Curbing telephone-itis, a disease permeating the American retail scene, will immediately improve customer relations and ultimately boost overall sales at your tire dealership. I'm confident the strategy will succeed because it will establish the rarest of traits in your business: common courtesy!
Why do so many front-line service personnel force paying customers to wait while they try to accommodate telephone inquires? Why do I continually see counter persons give phone callers priority over existing customers or live prospects standing in front of them?
Good reporters are trained to be good listeners and listen I do—very, very closely. What I hear doesn't please me because it's obvious the majority of these calls come from price-shoppers. At hotels and motels, they're shopping for cheap lodging. At auto parts stores, they're hunting for deals on spark plugs or brake pads. At tire stores, they're after tire bargains.
Mind you, waiting for a counter person to handle a call is nothing new to me. Because I've been covering the automotive repair industry since 1976, I've traveled extensively. Delays and interruptions come with the turf. You don't stay healthy if you allow such things to bother you too much. But that still doesn't justify the way most calls are handled!
The fact that I keep my cool doesn't mean everyone else does. I can't count how often I've seen consumers absolutely steaming while they waited for telephone-itis to subside.
Picture bone-weary travelers who have already endured the overall indignity of modern air travel (bad food or no food, delayed flights, lost luggage). They're entitled to prompt check-in so they can go to sleep and prepare for tomorrow's appointments. But budget-oriented or big-buck hotel alike, the front desk is often understaffed.
You can hear your fellow travelers grinding their teeth as the hapless desk clerk takes one phone call after another.
Let's shift scenes to the customer lounge of a large auto repair shop. One man patiently waits—checkbook in hand—to pay his bill and get to work. Another paces fitfully.
An anxious-looking woman with small kids who paid her bill 20 minutes ago returns, fretting about an odor in her car. (I volunteered to help. Luckily, the odor was the telltale smell of machine oil and penetrating oil overspray burning off the new exhaust system.)
While we cool our heels, the service writer is conscientiously trying to quote prices and close sales over the phone, though I'd guess those waiting would use an adjective other than ``conscientious.''
Change scenes once more to a busy auto parts store. A technician walks in with a boxful of old parts he's been asked to bring in so the counterman can physically match them up with replacement pieces. As the harried counter persons continually quote prices on the phone, the tech and I swap stories about look-alike parts that just don't fit.
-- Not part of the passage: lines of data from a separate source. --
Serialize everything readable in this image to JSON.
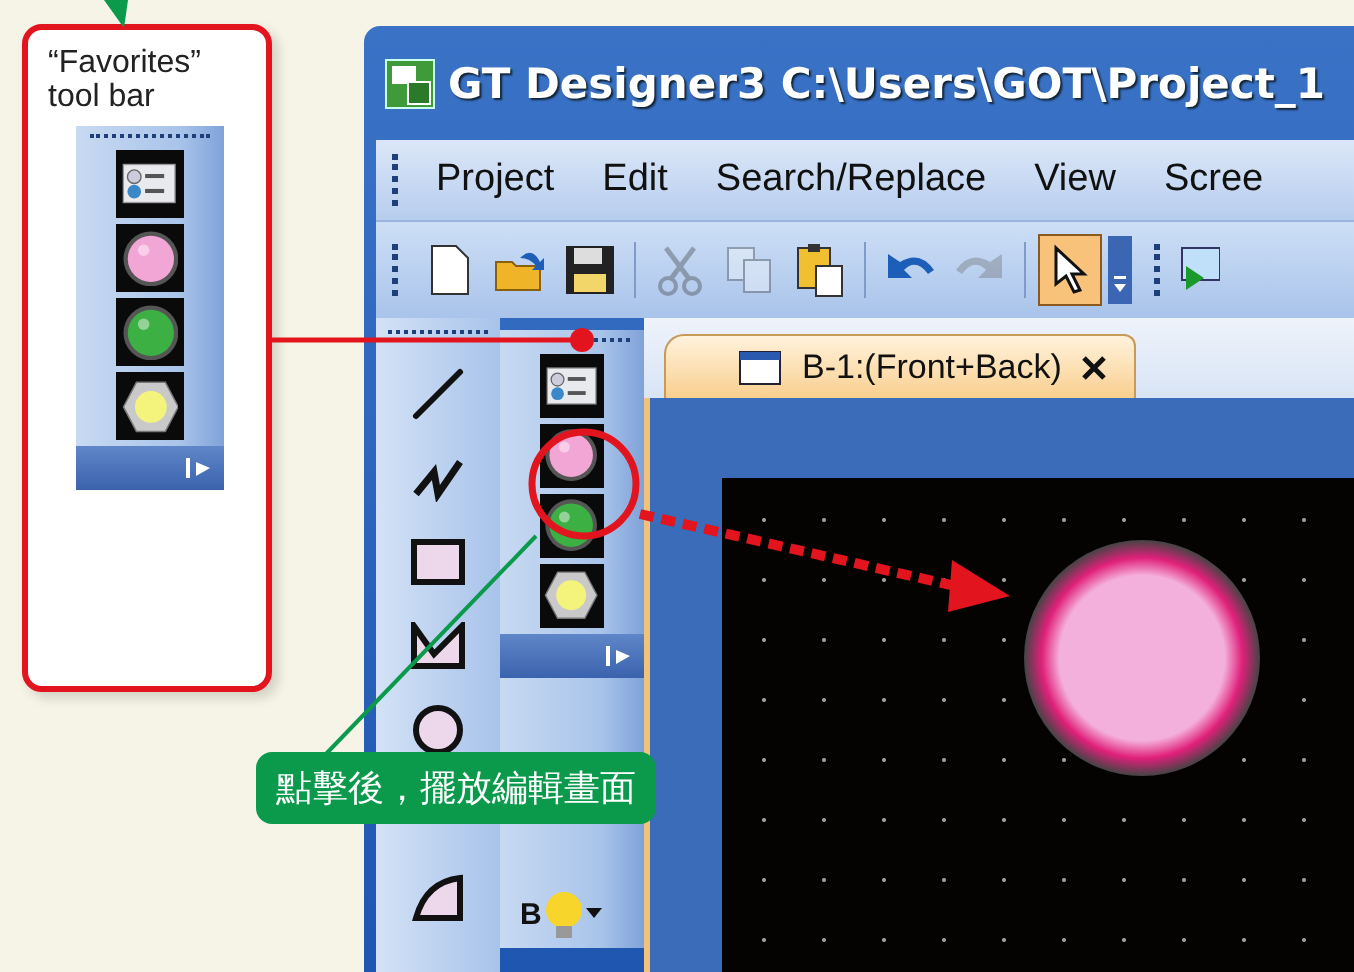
{
  "callout": {
    "title": "“Favorites” tool bar",
    "items": [
      {
        "kind": "switch"
      },
      {
        "kind": "lamp",
        "color": "#f2a6d6"
      },
      {
        "kind": "lamp",
        "color": "#3cb043"
      },
      {
        "kind": "hex_lamp",
        "color": "#f4f47c"
      }
    ]
  },
  "window": {
    "title": "GT Designer3 C:\\Users\\GOT\\Project_1"
  },
  "menu": [
    {
      "label": "Project"
    },
    {
      "label": "Edit"
    },
    {
      "label": "Search/Replace"
    },
    {
      "label": "View"
    },
    {
      "label": "Scree"
    }
  ],
  "toolbar_groups": [
    [
      {
        "kind": "new",
        "disabled": false,
        "selected": false
      },
      {
        "kind": "open",
        "disabled": false,
        "selected": false
      },
      {
        "kind": "save",
        "disabled": false,
        "selected": false
      }
    ],
    [
      {
        "kind": "cut",
        "disabled": true,
        "selected": false
      },
      {
        "kind": "copy",
        "disabled": true,
        "selected": false
      },
      {
        "kind": "paste",
        "disabled": false,
        "selected": false
      }
    ],
    [
      {
        "kind": "undo",
        "disabled": false,
        "selected": false
      },
      {
        "kind": "redo",
        "disabled": true,
        "selected": false
      }
    ],
    [
      {
        "kind": "pointer",
        "disabled": false,
        "selected": true
      }
    ]
  ],
  "drawing_tools": [
    {
      "kind": "line"
    },
    {
      "kind": "polyline"
    },
    {
      "kind": "rectangle"
    },
    {
      "kind": "polygon"
    },
    {
      "kind": "circle"
    },
    {
      "kind": "blank"
    },
    {
      "kind": "sector"
    }
  ],
  "favorites_tools": [
    {
      "kind": "switch"
    },
    {
      "kind": "lamp",
      "color": "#f2a6d6"
    },
    {
      "kind": "lamp",
      "color": "#3cb043"
    },
    {
      "kind": "hex_lamp",
      "color": "#f4f47c"
    }
  ],
  "bulb_tool": {
    "letter": "B"
  },
  "tab": {
    "label": "B-1:(Front+Back)",
    "selected": true
  },
  "canvas": {
    "objects": [
      {
        "kind": "lamp",
        "color": "#f4b0dc"
      }
    ]
  },
  "annotation": {
    "label": "點擊後，擺放編輯畫面"
  }
}
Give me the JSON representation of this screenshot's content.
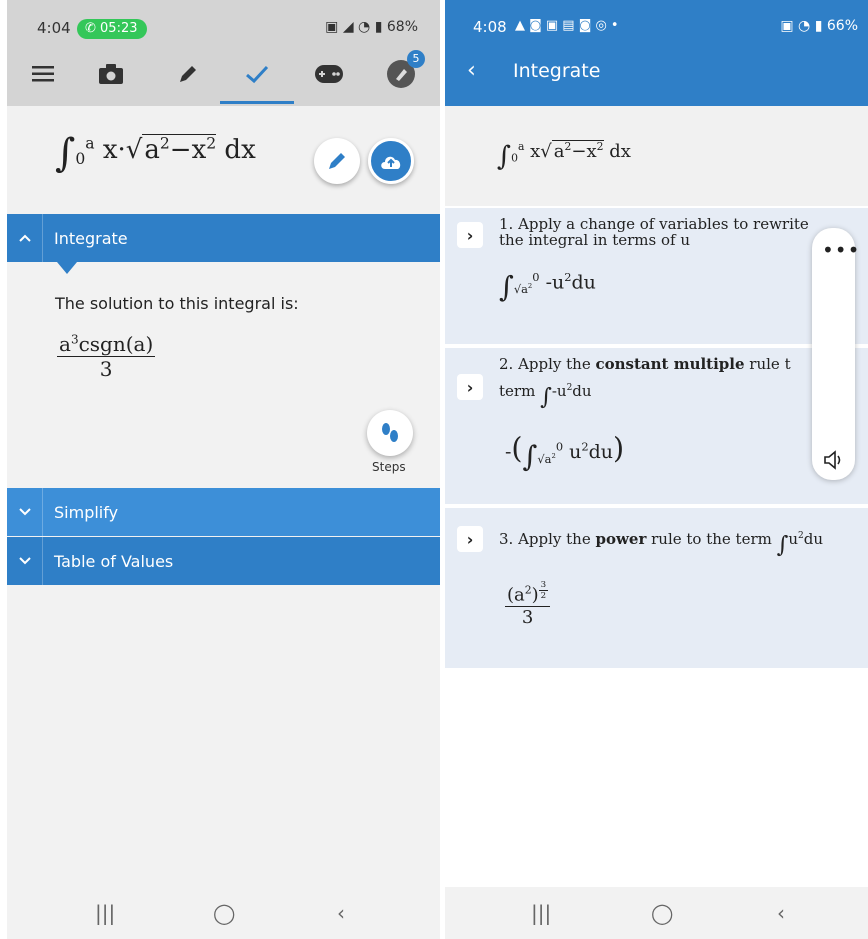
{
  "left": {
    "status": {
      "time": "4:04",
      "call": "05:23",
      "battery": "68%"
    },
    "toolbar": {
      "icons": [
        "menu-icon",
        "camera-icon",
        "pencil-icon",
        "check-icon",
        "gamepad-icon",
        "rocket-icon"
      ],
      "badge": "5"
    },
    "formula": {
      "var": "x",
      "upper": "a",
      "lower": "0",
      "a": "a",
      "exp": "2",
      "dx": "dx"
    },
    "sections": {
      "integrate": "Integrate",
      "simplify": "Simplify",
      "table": "Table of Values"
    },
    "solution_text": "The solution to this integral is:",
    "result": {
      "num": "csgn(a)",
      "a": "a",
      "exp": "3",
      "den": "3"
    },
    "steps_label": "Steps"
  },
  "right": {
    "status": {
      "time": "4:08",
      "battery": "66%"
    },
    "title": "Integrate",
    "formula": {
      "var": "x",
      "upper": "a",
      "lower": "0",
      "a": "a",
      "exp": "2",
      "dx": "dx"
    },
    "step1": {
      "line1": "1. Apply a change of variables to rewrite",
      "line2": "the integral in terms of u",
      "upper": "0",
      "lower_a": "a",
      "lower_exp": "2",
      "body": "-u",
      "exp": "2",
      "du": "du"
    },
    "step2": {
      "line1a": "2. Apply the ",
      "line1b": "constant multiple",
      "line1c": " rule t",
      "term": "term",
      "term_expr": "-u",
      "term_exp": "2",
      "term_du": "du",
      "neg": "-",
      "upper": "0",
      "lower_a": "a",
      "lower_exp": "2",
      "body": "u",
      "exp": "2",
      "du": "du"
    },
    "step3": {
      "line_a": "3. Apply the ",
      "line_b": "power",
      "line_c": " rule to the term ",
      "expr": "u",
      "exp": "2",
      "du": "du",
      "result_a": "a",
      "result_exp_in": "2",
      "result_exp_num": "3",
      "result_exp_den": "2",
      "result_den": "3"
    },
    "float_panel": {
      "more": "•••"
    }
  }
}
Five minutes pass. The tech looks wearily at me and says, ``My boss spends six or seven grand a month here and I'm the one waiting in line. What's wrong with this picture?''
As far as I'm concerned, the problem with those scenes is the counter persons' inability to prioritize.
Whenever I worked the service desk, present company—especially people with currency in hand—took priority over the telephone tizzies. Granted, I was an inexperienced young man with no formal management training. But I held my own with a simple technique: I cheerfully told the caller I had a roomful of customers to attend to. I politely offered to call them back as soon as possible or at a time convenient to them.
No one griped and I'm not aware of any crises that arose from this approach. I didn't anger any existing customers or cost my boss any big fleet accounts. To the contrary, I found our regular customers recognized and appreciated my courtesy.
Experience showed that any phone shoppers worth having as regular customers were pleasantly surprised—sometimes almost stunned—when I called them back to discuss their service and repair needs.
If you don't think telephone-itis afflicts your business, make a concerted effort to study the body language of customers who wait while your staff takes those ``vital'' calls. These people are rightfully indignant and understandably unhappy.
Now, get off the phone, will you?